Check every line of the entries below for the word "Massage", and copy the ones that have it.
*** Opening of Entries provided ***
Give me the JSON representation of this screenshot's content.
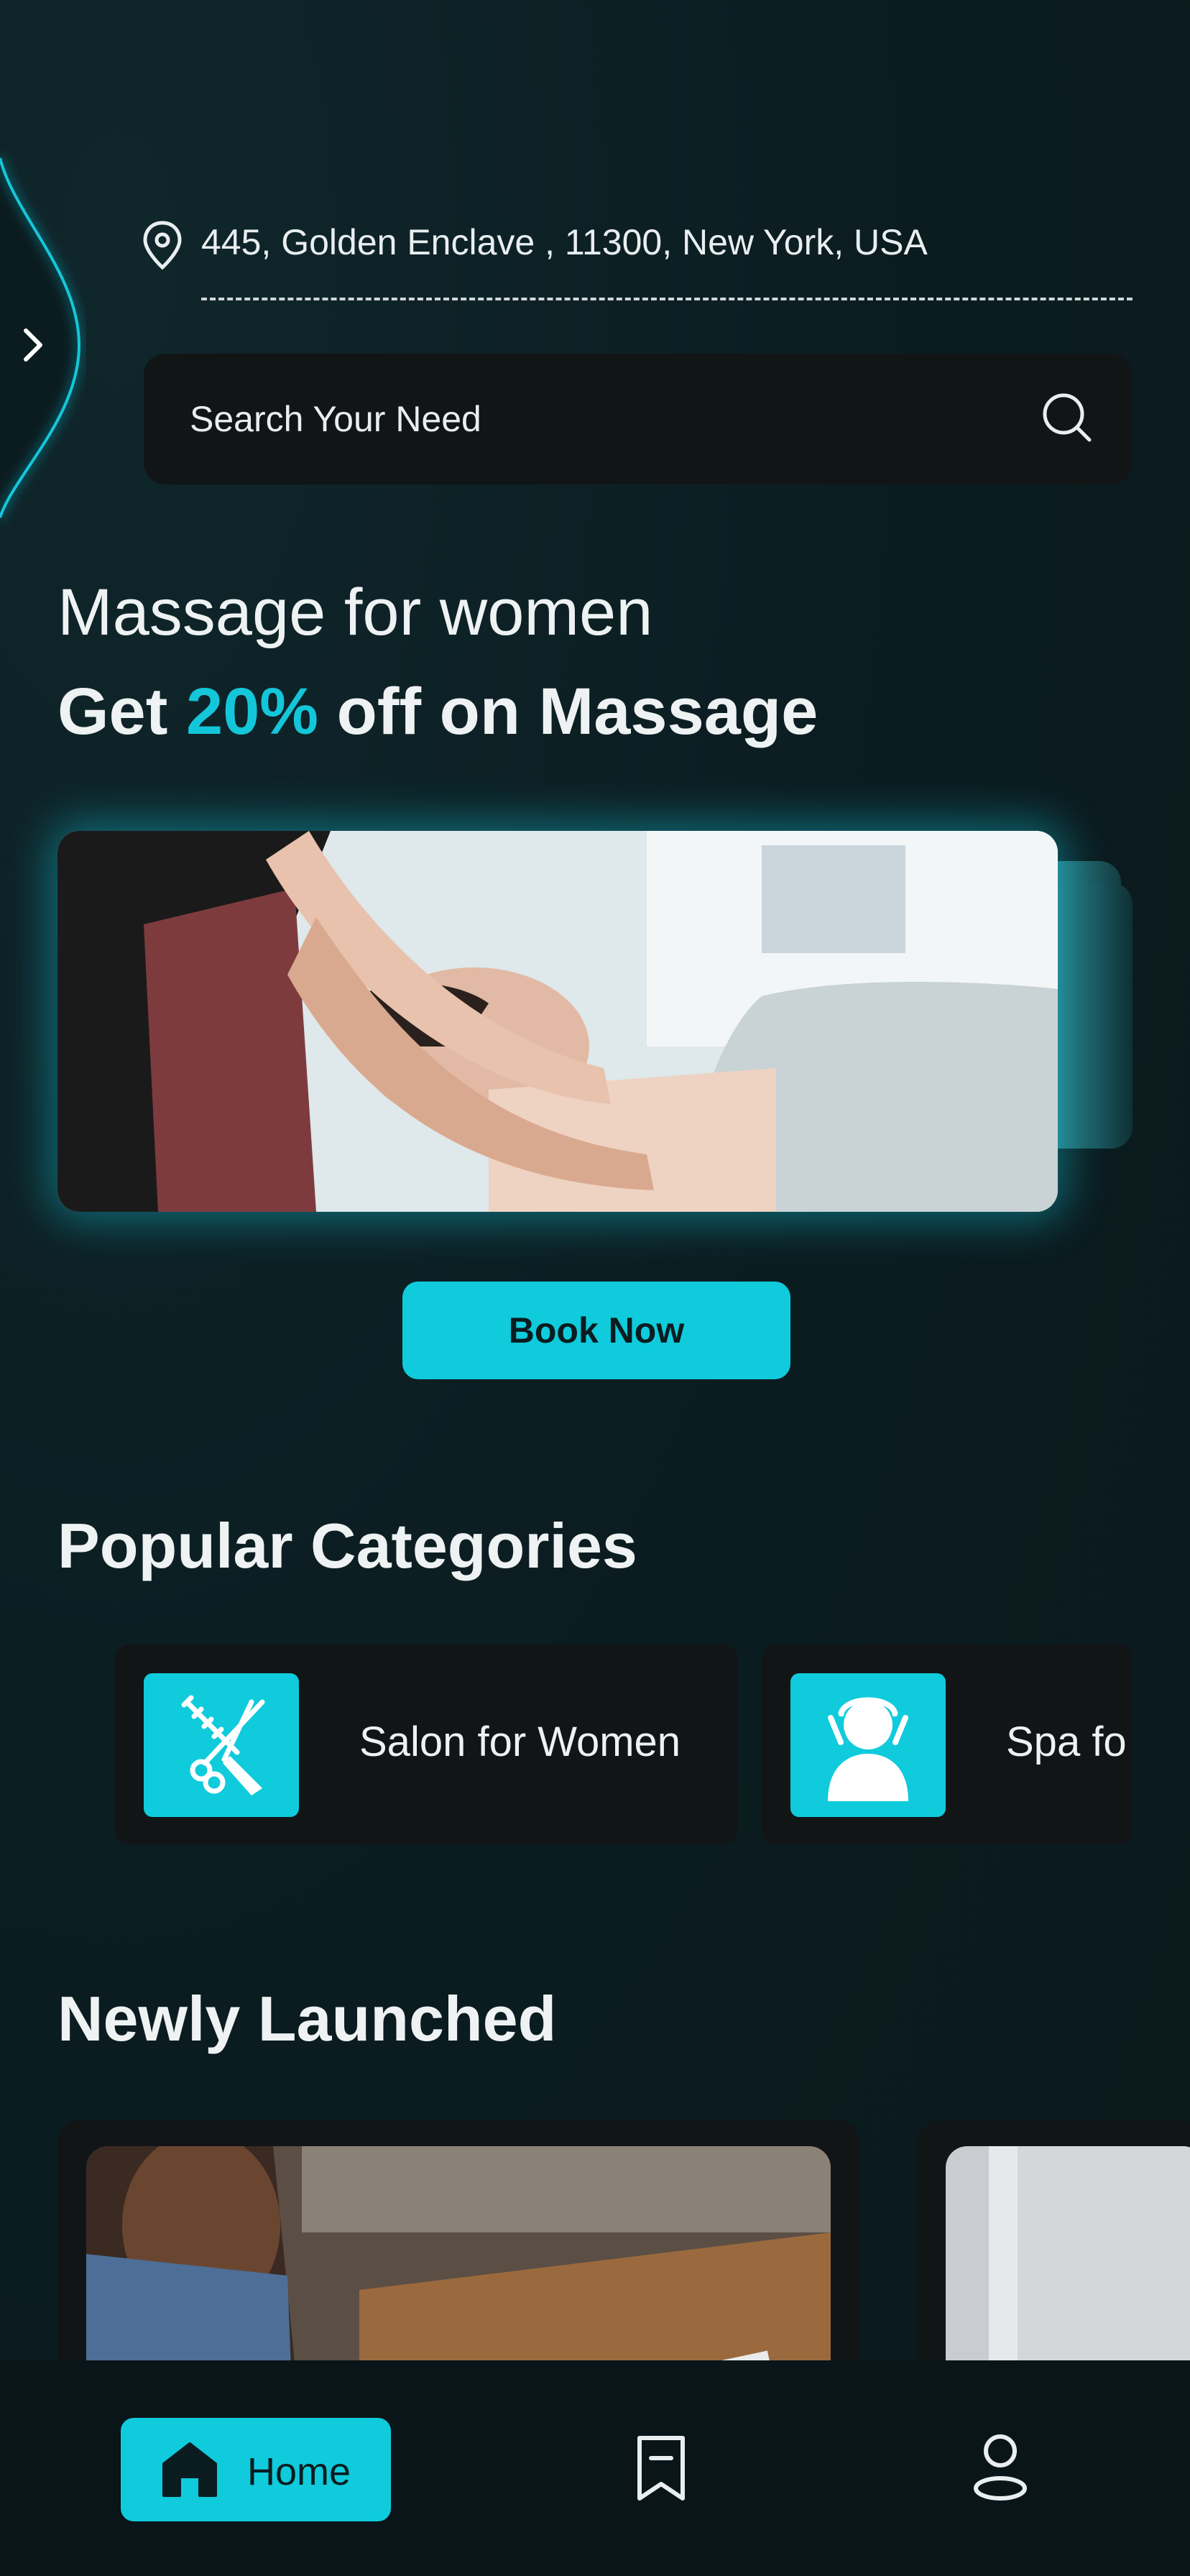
{
  "location": {
    "address": "445,  Golden Enclave , 11300, New York, USA"
  },
  "search": {
    "placeholder": "Search Your Need"
  },
  "promo": {
    "subtitle": "Massage for women",
    "title_prefix": "Get ",
    "title_accent": "20%",
    "title_suffix": " off on Massage",
    "cta": "Book Now"
  },
  "categories": {
    "title": "Popular Categories",
    "items": [
      {
        "label": "Salon for Women",
        "icon": "scissors-comb-icon"
      },
      {
        "label": "Spa fo",
        "icon": "spa-face-icon"
      }
    ]
  },
  "newly_launched": {
    "title": "Newly Launched"
  },
  "nav": {
    "home": "Home",
    "bookmark_icon": "bookmark-icon",
    "profile_icon": "user-icon"
  },
  "colors": {
    "accent": "#0fcbdc",
    "background": "#0b1c20",
    "card": "#111516"
  }
}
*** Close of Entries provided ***
- Result
    "subtitle": "Massage for women",
    "title_suffix": " off on Massage",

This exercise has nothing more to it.